    “Baker!” he yelled. “Kindly clear the field so we can resume practice!” I obliged and managed to crawl off the field.

    I would say that the difference between my talent level and Hessler’s was, relatively speaking, equal to the gap between Crosby’s and Sheffield’s. So, while you may have been surprised that the trainer didn’t bother with Bubba, I certainly wasn’t.

  • Speaking of Crosby, his off-line throw in the third was unremarkable because of its remarkable predictability. Doesn’t it seem as though most throws from the outfield come in a good piece up either baseline? Seriously, how often does an outfielder get a throw to the catcher in a manner that allows him to make a play? Maybe I’m wrong, but I would sure like to see this counted. If my perception turns out to be right, I will have to rethink my long-standing predilection for conservative baserunning.
  • The season starts with 512 possible World Series outcomes. That figure is arrived at simply, by multiplying 14 American League teams by 16 National and multiplying by two because there are two possible outcomes in a World Series. While it can be argued that we can eliminate the possibilities of such Series pairings as Colorado over Kansas City and Kansas City over Colorado before the season even starts, the right thing to do is let them play their games as scheduled. When the season is finished, the list is down to a far more workable 32 outcomes.

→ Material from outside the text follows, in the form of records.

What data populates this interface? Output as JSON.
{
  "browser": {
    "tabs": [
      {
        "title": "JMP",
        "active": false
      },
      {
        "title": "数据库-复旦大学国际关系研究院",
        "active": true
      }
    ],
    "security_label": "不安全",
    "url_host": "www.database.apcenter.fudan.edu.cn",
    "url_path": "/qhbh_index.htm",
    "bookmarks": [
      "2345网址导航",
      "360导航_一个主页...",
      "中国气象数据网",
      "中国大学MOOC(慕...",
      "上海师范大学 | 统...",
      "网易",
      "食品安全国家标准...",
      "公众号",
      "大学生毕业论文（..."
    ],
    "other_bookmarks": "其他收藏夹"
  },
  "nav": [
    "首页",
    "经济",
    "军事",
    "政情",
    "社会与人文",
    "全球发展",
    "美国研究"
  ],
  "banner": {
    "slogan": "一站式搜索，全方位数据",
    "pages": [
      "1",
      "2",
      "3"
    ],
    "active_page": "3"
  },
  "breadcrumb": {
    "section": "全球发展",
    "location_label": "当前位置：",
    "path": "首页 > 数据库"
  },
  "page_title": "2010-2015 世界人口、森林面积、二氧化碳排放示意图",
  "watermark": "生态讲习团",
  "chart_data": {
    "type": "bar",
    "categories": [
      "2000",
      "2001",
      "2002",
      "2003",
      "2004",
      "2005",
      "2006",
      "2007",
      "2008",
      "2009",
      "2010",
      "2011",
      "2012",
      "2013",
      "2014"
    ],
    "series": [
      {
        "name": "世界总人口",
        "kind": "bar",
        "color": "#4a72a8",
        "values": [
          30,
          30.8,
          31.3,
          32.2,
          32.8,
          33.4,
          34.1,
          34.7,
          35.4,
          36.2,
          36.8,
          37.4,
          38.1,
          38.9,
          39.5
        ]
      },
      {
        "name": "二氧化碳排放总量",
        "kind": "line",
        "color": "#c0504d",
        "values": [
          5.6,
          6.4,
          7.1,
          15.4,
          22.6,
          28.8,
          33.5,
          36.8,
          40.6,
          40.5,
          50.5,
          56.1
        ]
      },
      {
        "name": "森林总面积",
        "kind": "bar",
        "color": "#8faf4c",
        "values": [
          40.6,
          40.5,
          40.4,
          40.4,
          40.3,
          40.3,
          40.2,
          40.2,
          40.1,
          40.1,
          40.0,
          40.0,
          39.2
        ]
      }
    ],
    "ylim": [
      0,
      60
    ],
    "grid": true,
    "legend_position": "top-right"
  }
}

    24 of those possibilities are killed off in the League Divisional Series, leaving us now with just eight. With the possible exception of the St. Louis-Los Angeles matchups, none of these eight seemed at all likely when the season began–which is sort of what we want. After all, we can’t have a fait accomplis in the World Series every year. Here are the eight possible outcomes that will crown the 2005 season:

    St. Louis over Los Angeles/Los Angeles over St. Louis: Is it bad mojo to win it all and then blow up your stadium? It’s never been done before.

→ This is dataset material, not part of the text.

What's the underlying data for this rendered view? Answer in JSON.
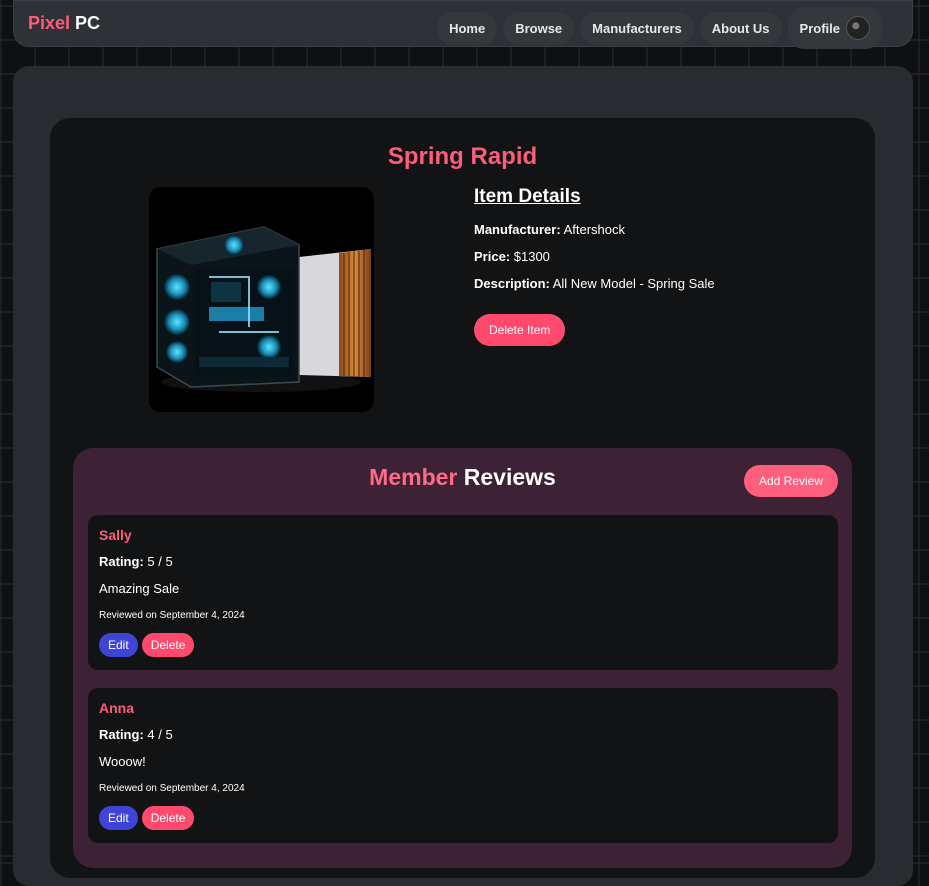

    St. Louis over Chicago/Chicago over St. Louis: Two teams that have been playing simultaneously for 105 seasons and they have never before met in the World Series. There hae only been a handful of times they have come anywhere close: In 1963, they both finished in second place, but the Sox were 10.5 games out and the Cardinals six. The next year, the Cards represented the National League, and Chicago finished second again, just one game behind the Yankees. In 1967, the Cards again went to the World Series. That year, the White Sox were the first team to blink in a four-team race eventually won by Boston. Chicago finished fourth, but just three games back. In the multi-division era, they’ve only had one near encounter and that came in 2000 when both qualified for the playoffs. The White Sox bowed in the first round, though, and the Cardinals signed off in the second.

    Chicago over Houston/Houston over Chicago: The drought series. Never versus nearly forever. The matchup with the guaranteed feel-good result.

    Los Angeles over Houston/Houston over Los Angeles: If the Angels end up playing the Astros in the World Series, it will be the first time ever that two teams added in the expansion era will have met for the championship. It has happened a number of times in the LDS and LCS, but never in the Series.

Thank you for reading

This is a free article. If you enjoyed it, consider subscribing to Baseball Prospectus. Subscriptions support ongoing public baseball research and analysis in an increasingly proprietary environment.

Subscribe now
You need to be logged in to comment. Login or Subscribe